The six-time Grammy-winning ensemble have created an album that can introduce any listener to traditional Irish music in an easy to understand way. Voice of Ages doesn’t get carried away with its guest performers, but rather uses them to place traditional Irish music under different lights. Each member is back and ready to perform, Paddy Moloney on pipe, Matt Molloy on flute, Kevin Conneff keeping the rhythm steady on bodhrán, Deanie Richardson and Jon Pilatzke on fiddles, Triona Marshall on harp, and Jeff White on guitar.
The Chieftains weren’t afraid of where the path may lead when it came to this record. Tracks like “Come All Ye Fair And Tender Ladies” with Pistol Annies dip into country while the Carolina Chocolate Drops make “Pretty Little Girl” a bluegrass tune. Lisa Hannigan even subtly transforms “My Lagan Love” into an ambient track. It doesn’t matter how much of their style artists laced in these songs – the base of each track still clings to the traditional Irish style they’re known for making famous.
One of the easiest tracks to notice this on is “Down in the Willow Garden”. Grammy-nominated Bon Iver gently strums his guitar the same way he does on For Emma, Forever Ago, his voice scraping both high and low notes, and it sounds like a track from his debut album. That is, until The Chieftains chime in. Their flutes, pipes, and fiddles match Justin Vernon’s hopeless vocals as both long for comfort during sad times.
Another acoustic guitar song that sounds more modern than other Chieftains songs is “Lily Love”, featuring The Civil Wars. Even though their style nearly dominates the song, The Civil Wars still manage to sound like guests on the track. This is one of the most notable things about Voice of Ages. The Chieftains manage to let artist after artist sing in the spotlight, but their traditional Irish sound still pulses at the heart of each track.
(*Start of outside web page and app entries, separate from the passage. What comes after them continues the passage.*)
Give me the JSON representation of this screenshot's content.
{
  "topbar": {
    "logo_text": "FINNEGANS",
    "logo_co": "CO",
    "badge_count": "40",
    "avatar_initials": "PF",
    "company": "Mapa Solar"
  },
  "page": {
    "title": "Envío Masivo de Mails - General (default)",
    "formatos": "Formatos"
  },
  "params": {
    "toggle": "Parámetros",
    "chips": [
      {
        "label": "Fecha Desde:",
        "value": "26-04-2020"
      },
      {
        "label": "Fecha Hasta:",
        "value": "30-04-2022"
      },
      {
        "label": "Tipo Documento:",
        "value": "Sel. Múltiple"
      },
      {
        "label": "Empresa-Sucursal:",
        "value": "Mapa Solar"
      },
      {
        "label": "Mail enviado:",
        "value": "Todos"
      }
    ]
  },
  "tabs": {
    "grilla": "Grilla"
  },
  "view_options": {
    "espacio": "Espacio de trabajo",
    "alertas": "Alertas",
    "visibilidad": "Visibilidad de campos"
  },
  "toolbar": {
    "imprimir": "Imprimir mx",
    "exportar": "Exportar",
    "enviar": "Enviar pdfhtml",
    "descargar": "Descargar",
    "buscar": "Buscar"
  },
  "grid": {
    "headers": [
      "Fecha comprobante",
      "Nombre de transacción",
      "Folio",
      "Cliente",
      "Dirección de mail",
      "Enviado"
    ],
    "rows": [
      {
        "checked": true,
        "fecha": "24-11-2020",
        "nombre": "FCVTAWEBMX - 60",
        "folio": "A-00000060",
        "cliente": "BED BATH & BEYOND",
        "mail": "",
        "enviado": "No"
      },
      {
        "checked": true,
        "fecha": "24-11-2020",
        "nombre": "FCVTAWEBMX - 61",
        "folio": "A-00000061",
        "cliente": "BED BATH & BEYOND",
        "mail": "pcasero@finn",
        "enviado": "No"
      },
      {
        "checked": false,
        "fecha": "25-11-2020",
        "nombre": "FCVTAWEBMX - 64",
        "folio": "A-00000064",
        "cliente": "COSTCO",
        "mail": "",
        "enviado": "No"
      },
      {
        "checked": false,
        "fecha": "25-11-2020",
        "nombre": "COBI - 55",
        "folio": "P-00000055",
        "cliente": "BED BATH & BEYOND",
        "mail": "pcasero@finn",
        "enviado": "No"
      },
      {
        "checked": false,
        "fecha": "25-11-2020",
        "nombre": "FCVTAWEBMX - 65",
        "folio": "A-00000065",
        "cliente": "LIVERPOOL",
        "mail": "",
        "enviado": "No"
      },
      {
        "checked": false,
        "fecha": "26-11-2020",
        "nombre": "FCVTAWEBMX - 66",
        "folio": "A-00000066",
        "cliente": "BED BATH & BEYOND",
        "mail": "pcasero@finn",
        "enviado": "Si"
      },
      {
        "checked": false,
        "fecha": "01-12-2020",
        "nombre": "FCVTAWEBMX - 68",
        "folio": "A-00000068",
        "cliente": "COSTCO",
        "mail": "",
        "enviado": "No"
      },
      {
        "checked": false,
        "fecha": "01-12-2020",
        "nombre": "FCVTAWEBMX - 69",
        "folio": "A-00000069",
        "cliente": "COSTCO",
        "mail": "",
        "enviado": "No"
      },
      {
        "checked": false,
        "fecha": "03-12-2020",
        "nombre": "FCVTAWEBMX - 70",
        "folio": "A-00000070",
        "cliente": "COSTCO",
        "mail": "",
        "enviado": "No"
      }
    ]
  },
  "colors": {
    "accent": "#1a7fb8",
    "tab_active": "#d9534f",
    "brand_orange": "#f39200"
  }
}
It’s their collaboration with The Decemberists in “When The Ship Comes In” that will keep you coming back for more. The whole track sounds fun and amusing, the indie folk rock band performing like they’ve known The Chieftains since they were kids. The fiddle works away as the flute giddily whittles away alongside Colin Meloy’s voice, which has the perfect tone for an upbeat Irish track.
The Low Anthem help make traditional Irish song “School Days Over” lullaby-like as it tosses out life lessons. Some of these new voices act as a sugar coating like The Secret Sisters in “Peggy Gordon” and Paolo Nutini in “Hard Times Come Again No More”.
If all these new musicians have you nervous the true sound of Irish music has been lost, then put on “The Chieftains Reunion” – an eleven minute song stocked with finger drumming, winding melodies, fast plucking, and foot-stomping, harp strumming, and infamous fiddle playing. By the time the Voice of Ages finishes, the listener is left stunned; an hour has passed but it barely feels like half that. Then again, that’s how it must feel for The Chieftains. Fifty years of making traditional Irish music flies by, and they still make it as infectious and enjoyable as before.